The answer must be an exact restatement of all the data.

### RECORDS SHOWN

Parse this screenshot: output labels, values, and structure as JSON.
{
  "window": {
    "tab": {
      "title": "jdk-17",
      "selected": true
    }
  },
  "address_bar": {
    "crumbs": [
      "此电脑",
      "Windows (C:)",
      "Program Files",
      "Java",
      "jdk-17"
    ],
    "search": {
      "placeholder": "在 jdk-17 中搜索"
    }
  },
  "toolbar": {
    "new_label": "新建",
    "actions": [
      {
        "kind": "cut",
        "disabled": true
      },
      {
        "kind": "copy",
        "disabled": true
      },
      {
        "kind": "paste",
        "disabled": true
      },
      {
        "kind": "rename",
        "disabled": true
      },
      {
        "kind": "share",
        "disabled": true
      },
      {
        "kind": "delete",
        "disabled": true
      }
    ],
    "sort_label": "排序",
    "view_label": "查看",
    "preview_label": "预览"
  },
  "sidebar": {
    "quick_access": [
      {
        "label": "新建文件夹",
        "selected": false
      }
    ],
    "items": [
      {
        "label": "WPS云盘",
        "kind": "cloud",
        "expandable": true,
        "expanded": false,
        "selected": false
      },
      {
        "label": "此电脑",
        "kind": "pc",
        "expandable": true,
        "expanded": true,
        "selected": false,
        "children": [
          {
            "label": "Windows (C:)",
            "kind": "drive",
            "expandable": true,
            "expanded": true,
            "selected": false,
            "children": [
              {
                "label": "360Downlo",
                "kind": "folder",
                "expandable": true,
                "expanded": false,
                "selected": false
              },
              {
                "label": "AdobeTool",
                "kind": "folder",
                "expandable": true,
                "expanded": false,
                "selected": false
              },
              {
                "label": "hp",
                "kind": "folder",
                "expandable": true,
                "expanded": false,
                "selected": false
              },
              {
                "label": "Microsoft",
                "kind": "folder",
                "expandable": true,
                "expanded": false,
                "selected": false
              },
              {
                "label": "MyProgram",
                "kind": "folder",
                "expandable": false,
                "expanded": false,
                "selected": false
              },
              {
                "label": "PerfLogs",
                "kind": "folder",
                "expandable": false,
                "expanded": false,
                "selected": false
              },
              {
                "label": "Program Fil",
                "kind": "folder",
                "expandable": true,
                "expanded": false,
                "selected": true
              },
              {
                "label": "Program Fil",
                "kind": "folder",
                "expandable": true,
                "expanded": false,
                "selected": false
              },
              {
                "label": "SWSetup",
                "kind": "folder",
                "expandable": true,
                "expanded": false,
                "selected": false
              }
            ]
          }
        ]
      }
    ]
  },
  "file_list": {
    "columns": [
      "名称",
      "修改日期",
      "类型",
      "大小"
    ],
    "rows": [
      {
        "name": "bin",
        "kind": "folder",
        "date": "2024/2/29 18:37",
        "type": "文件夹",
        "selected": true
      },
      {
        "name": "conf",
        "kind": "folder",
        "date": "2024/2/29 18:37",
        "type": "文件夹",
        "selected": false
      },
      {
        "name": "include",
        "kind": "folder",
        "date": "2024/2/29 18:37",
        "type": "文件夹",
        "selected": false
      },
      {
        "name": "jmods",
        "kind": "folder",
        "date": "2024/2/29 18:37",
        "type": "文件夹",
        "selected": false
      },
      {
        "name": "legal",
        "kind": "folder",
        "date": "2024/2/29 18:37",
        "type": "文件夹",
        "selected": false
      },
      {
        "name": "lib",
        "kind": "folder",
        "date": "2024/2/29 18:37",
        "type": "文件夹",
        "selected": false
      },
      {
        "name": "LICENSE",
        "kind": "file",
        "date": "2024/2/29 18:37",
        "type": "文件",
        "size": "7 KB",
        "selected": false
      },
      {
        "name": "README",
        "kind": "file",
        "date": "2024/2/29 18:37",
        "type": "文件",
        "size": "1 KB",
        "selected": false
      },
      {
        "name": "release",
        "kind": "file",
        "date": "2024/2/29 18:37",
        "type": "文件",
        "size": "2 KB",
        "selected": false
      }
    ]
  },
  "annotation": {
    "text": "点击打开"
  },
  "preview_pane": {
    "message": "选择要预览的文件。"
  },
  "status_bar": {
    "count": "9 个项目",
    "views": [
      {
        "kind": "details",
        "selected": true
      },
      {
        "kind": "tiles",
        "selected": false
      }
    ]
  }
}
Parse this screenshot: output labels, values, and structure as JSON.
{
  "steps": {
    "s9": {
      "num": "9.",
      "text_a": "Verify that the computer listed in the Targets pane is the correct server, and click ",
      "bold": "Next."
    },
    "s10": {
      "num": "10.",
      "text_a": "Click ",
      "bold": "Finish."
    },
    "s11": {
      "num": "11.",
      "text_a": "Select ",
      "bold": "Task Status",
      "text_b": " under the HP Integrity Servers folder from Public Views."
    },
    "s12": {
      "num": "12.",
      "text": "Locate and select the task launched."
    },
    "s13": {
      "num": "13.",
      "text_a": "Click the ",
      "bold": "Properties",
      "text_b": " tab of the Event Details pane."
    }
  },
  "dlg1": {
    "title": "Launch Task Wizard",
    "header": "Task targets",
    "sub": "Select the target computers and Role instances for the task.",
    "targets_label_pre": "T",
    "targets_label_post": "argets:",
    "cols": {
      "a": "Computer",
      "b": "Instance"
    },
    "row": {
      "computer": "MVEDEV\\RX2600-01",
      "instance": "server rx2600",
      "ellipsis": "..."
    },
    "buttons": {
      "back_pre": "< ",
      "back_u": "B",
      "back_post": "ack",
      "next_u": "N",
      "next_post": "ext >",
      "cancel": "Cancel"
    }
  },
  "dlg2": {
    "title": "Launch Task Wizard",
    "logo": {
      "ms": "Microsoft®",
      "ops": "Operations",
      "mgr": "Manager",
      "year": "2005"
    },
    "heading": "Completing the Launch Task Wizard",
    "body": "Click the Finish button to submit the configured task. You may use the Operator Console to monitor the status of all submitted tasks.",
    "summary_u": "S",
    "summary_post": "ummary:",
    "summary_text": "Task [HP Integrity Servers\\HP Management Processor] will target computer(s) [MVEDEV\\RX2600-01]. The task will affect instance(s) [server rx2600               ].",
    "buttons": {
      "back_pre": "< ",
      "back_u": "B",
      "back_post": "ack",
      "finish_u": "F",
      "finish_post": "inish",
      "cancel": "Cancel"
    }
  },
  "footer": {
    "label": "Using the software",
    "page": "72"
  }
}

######

PROBLEM SOLUTION.
Parse this screenshot: output labels, values, and structure as JSON.
{
  "window": {
    "tab": {
      "title": "jdk-17",
      "selected": true
    }
  },
  "address_bar": {
    "crumbs": [
      "此电脑",
      "Windows (C:)",
      "Program Files",
      "Java",
      "jdk-17"
    ],
    "search": {
      "placeholder": "在 jdk-17 中搜索"
    }
  },
  "toolbar": {
    "new_label": "新建",
    "actions": [
      {
        "kind": "cut",
        "disabled": true
      },
      {
        "kind": "copy",
        "disabled": true
      },
      {
        "kind": "paste",
        "disabled": true
      },
      {
        "kind": "rename",
        "disabled": true
      },
      {
        "kind": "share",
        "disabled": true
      },
      {
        "kind": "delete",
        "disabled": true
      }
    ],
    "sort_label": "排序",
    "view_label": "查看",
    "preview_label": "预览"
  },
  "sidebar": {
    "quick_access": [
      {
        "label": "新建文件夹",
        "selected": false
      }
    ],
    "items": [
      {
        "label": "WPS云盘",
        "kind": "cloud",
        "expandable": true,
        "expanded": false,
        "selected": false
      },
      {
        "label": "此电脑",
        "kind": "pc",
        "expandable": true,
        "expanded": true,
        "selected": false,
        "children": [
          {
            "label": "Windows (C:)",
            "kind": "drive",
            "expandable": true,
            "expanded": true,
            "selected": false,
            "children": [
              {
                "label": "360Downlo",
                "kind": "folder",
                "expandable": true,
                "expanded": false,
                "selected": false
              },
              {
                "label": "AdobeTool",
                "kind": "folder",
                "expandable": true,
                "expanded": false,
                "selected": false
              },
              {
                "label": "hp",
                "kind": "folder",
                "expandable": true,
                "expanded": false,
                "selected": false
              },
              {
                "label": "Microsoft",
                "kind": "folder",
                "expandable": true,
                "expanded": false,
                "selected": false
              },
              {
                "label": "MyProgram",
                "kind": "folder",
                "expandable": false,
                "expanded": false,
                "selected": false
              },
              {
                "label": "PerfLogs",
                "kind": "folder",
                "expandable": false,
                "expanded": false,
                "selected": false
              },
              {
                "label": "Program Fil",
                "kind": "folder",
                "expandable": true,
                "expanded": false,
                "selected": true
              },
              {
                "label": "Program Fil",
                "kind": "folder",
                "expandable": true,
                "expanded": false,
                "selected": false
              },
              {
                "label": "SWSetup",
                "kind": "folder",
                "expandable": true,
                "expanded": false,
                "selected": false
              }
            ]
          }
        ]
      }
    ]
  },
  "file_list": {
    "columns": [
      "名称",
      "修改日期",
      "类型",
      "大小"
    ],
    "rows": [
      {
        "name": "bin",
        "kind": "folder",
        "date": "2024/2/29 18:37",
        "type": "文件夹",
        "selected": true
      },
      {
        "name": "conf",
        "kind": "folder",
        "date": "2024/2/29 18:37",
        "type": "文件夹",
        "selected": false
      },
      {
        "name": "include",
        "kind": "folder",
        "date": "2024/2/29 18:37",
        "type": "文件夹",
        "selected": false
      },
      {
        "name": "jmods",
        "kind": "folder",
        "date": "2024/2/29 18:37",
        "type": "文件夹",
        "selected": false
      },
      {
        "name": "legal",
        "kind": "folder",
        "date": "2024/2/29 18:37",
        "type": "文件夹",
        "selected": false
      },
      {
        "name": "lib",
        "kind": "folder",
        "date": "2024/2/29 18:37",
        "type": "文件夹",
        "selected": false
      },
      {
        "name": "LICENSE",
        "kind": "file",
        "date": "2024/2/29 18:37",
        "type": "文件",
        "size": "7 KB",
        "selected": false
      },
      {
        "name": "README",
        "kind": "file",
        "date": "2024/2/29 18:37",
        "type": "文件",
        "size": "1 KB",
        "selected": false
      },
      {
        "name": "release",
        "kind": "file",
        "date": "2024/2/29 18:37",
        "type": "文件",
        "size": "2 KB",
        "selected": false
      }
    ]
  },
  "annotation": {
    "text": "点击打开"
  },
  "preview_pane": {
    "message": "选择要预览的文件。"
  },
  "status_bar": {
    "count": "9 个项目",
    "views": [
      {
        "kind": "details",
        "selected": true
      },
      {
        "kind": "tiles",
        "selected": false
      }
    ]
  }
}
Parse this screenshot: output labels, values, and structure as JSON.
{
  "steps": {
    "s9": {
      "num": "9.",
      "text_a": "Verify that the computer listed in the Targets pane is the correct server, and click ",
      "bold": "Next."
    },
    "s10": {
      "num": "10.",
      "text_a": "Click ",
      "bold": "Finish."
    },
    "s11": {
      "num": "11.",
      "text_a": "Select ",
      "bold": "Task Status",
      "text_b": " under the HP Integrity Servers folder from Public Views."
    },
    "s12": {
      "num": "12.",
      "text": "Locate and select the task launched."
    },
    "s13": {
      "num": "13.",
      "text_a": "Click the ",
      "bold": "Properties",
      "text_b": " tab of the Event Details pane."
    }
  },
  "dlg1": {
    "title": "Launch Task Wizard",
    "header": "Task targets",
    "sub": "Select the target computers and Role instances for the task.",
    "targets_label_pre": "T",
    "targets_label_post": "argets:",
    "cols": {
      "a": "Computer",
      "b": "Instance"
    },
    "row": {
      "computer": "MVEDEV\\RX2600-01",
      "instance": "server rx2600",
      "ellipsis": "..."
    },
    "buttons": {
      "back_pre": "< ",
      "back_u": "B",
      "back_post": "ack",
      "next_u": "N",
      "next_post": "ext >",
      "cancel": "Cancel"
    }
  },
  "dlg2": {
    "title": "Launch Task Wizard",
    "logo": {
      "ms": "Microsoft®",
      "ops": "Operations",
      "mgr": "Manager",
      "year": "2005"
    },
    "heading": "Completing the Launch Task Wizard",
    "body": "Click the Finish button to submit the configured task. You may use the Operator Console to monitor the status of all submitted tasks.",
    "summary_u": "S",
    "summary_post": "ummary:",
    "summary_text": "Task [HP Integrity Servers\\HP Management Processor] will target computer(s) [MVEDEV\\RX2600-01]. The task will affect instance(s) [server rx2600               ].",
    "buttons": {
      "back_pre": "< ",
      "back_u": "B",
      "back_post": "ack",
      "finish_u": "F",
      "finish_post": "inish",
      "cancel": "Cancel"
    }
  },
  "footer": {
    "label": "Using the software",
    "page": "72"
  }
}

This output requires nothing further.